“If you just go on date after date after date it feels like endless possibilities, but you’re actually more likely to burn out sooner because you’re just going on a bunch of random bad dates having negative experiences and wasting a lot of time and money,” Gottesman said.
To avoid dating burnout, she noted, daters should be more selective when deciding what apps to use and who to choose. …
She also recommends kicking things off with a good, old-fashioned phone call.
“You don’t want to text at the beginning of dating,” Gottesman explained. “You can’t laugh together, you can’t hear each other’s voice and feel the rhythm of the conversation to see if it flows well and you just can’t feel close to each other and feel a romantic connection if you’re just texting or on social media all the time and for the younger generation that’s their main mode of communication.”
Dating experts have also pointed to societal changes, such as women becoming more financially independent, having more agency over their reproductive health and being free to express their sexuality. Young adults today also have less pressure to be monogamous and marry.
“These versions of empowerment and equality mean that women are more like men in some ways, and that has played out in the belief that women can enjoy casual sex like men,” Gunsaullus said. She explained that this belief has caused a shift in the current approach to dating and relationships.

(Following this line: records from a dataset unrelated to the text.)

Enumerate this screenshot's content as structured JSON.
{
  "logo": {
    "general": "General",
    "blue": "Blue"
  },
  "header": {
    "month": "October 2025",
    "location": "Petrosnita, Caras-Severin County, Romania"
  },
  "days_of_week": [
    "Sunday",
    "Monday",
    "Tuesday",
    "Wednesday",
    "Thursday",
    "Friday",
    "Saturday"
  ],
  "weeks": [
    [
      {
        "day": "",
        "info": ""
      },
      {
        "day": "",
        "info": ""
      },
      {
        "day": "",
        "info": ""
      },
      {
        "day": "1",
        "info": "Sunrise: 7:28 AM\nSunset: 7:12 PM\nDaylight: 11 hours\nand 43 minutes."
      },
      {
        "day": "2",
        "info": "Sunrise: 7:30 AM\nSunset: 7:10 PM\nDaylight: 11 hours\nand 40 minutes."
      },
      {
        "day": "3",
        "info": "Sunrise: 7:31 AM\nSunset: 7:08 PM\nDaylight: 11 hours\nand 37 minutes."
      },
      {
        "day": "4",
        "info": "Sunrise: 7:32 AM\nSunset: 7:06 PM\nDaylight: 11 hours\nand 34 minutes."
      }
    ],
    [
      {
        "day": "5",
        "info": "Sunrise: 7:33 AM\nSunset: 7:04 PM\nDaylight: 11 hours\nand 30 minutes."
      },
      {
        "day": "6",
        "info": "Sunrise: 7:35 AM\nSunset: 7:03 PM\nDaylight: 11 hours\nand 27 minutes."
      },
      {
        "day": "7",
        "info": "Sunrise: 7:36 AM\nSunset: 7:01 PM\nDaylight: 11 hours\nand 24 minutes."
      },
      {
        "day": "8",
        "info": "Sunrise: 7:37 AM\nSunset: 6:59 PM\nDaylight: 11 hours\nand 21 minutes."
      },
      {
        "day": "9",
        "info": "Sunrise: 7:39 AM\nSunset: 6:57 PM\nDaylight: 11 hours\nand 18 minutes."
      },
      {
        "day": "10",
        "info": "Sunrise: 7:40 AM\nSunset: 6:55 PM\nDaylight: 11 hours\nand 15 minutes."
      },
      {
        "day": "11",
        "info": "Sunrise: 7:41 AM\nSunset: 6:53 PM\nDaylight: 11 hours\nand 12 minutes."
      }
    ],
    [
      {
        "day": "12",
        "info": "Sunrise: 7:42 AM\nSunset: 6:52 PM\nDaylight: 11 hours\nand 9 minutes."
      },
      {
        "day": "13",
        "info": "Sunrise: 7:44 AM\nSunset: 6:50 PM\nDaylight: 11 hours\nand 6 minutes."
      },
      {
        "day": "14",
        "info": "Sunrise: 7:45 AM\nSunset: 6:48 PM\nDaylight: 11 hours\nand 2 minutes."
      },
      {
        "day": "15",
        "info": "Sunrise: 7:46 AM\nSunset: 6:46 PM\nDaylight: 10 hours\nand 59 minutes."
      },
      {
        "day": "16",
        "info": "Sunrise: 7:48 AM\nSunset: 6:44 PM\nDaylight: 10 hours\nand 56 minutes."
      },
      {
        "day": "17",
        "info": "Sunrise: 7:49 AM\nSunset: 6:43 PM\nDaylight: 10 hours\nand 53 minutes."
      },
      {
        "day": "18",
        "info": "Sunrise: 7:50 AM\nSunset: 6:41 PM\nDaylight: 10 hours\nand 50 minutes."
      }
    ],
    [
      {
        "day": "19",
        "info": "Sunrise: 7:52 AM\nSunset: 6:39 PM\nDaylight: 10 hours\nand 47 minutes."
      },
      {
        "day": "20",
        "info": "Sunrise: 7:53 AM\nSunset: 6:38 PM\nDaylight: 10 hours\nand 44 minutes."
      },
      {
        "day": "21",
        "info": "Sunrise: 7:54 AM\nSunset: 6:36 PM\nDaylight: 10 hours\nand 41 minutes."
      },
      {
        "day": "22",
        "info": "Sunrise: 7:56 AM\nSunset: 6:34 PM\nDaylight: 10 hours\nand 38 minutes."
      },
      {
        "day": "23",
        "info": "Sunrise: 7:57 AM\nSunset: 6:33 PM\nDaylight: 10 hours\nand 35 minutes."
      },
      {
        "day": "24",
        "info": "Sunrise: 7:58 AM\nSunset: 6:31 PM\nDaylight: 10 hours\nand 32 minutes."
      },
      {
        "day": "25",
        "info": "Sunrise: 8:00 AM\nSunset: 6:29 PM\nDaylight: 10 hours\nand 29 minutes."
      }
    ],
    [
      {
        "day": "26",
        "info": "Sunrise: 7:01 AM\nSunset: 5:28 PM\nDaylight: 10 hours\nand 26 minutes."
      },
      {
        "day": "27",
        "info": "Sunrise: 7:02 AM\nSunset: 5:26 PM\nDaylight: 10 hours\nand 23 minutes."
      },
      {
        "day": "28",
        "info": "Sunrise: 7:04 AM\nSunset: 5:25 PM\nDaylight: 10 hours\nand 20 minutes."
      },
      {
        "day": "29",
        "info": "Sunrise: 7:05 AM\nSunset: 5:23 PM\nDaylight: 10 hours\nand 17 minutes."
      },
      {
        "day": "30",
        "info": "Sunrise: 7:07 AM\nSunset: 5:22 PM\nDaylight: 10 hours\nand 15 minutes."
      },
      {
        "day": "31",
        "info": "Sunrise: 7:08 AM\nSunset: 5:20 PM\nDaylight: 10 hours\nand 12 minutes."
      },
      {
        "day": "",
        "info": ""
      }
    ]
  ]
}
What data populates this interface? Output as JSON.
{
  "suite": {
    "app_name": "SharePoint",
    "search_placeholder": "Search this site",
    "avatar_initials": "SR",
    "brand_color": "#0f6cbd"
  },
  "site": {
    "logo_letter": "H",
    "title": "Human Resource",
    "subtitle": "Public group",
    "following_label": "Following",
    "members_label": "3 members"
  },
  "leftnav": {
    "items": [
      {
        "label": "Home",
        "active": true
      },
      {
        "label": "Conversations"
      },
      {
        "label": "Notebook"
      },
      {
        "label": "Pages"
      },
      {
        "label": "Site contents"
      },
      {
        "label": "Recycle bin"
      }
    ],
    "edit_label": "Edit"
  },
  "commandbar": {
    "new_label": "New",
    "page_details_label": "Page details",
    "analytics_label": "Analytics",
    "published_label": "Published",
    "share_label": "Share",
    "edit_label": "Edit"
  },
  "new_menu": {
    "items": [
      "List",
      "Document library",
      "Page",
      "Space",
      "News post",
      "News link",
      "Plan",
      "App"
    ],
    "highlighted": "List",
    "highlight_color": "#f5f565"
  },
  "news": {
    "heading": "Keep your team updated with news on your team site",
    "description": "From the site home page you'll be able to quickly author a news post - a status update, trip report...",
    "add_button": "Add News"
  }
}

In recent years, she claims to have seen more young adults finding themselves in “situationships” — an undefined romantic or sexual relationship — than older generations.
The now common confusion over relationship status is enough to inspire some to choose single-dom. In 2018, Tinder and consulting firm Morar HPI surveyed 1,000 singles between 18 to 25 years old and found that 71% “made a conscious decision” to stay single.
Women’s empowerment has also pushed young adults to look for “true love” versus previous generations of women who were looking to a spouse for financial support, making it more difficult to decide when and with whom to settle.
(Link): Why Online Dating Doesn’t Work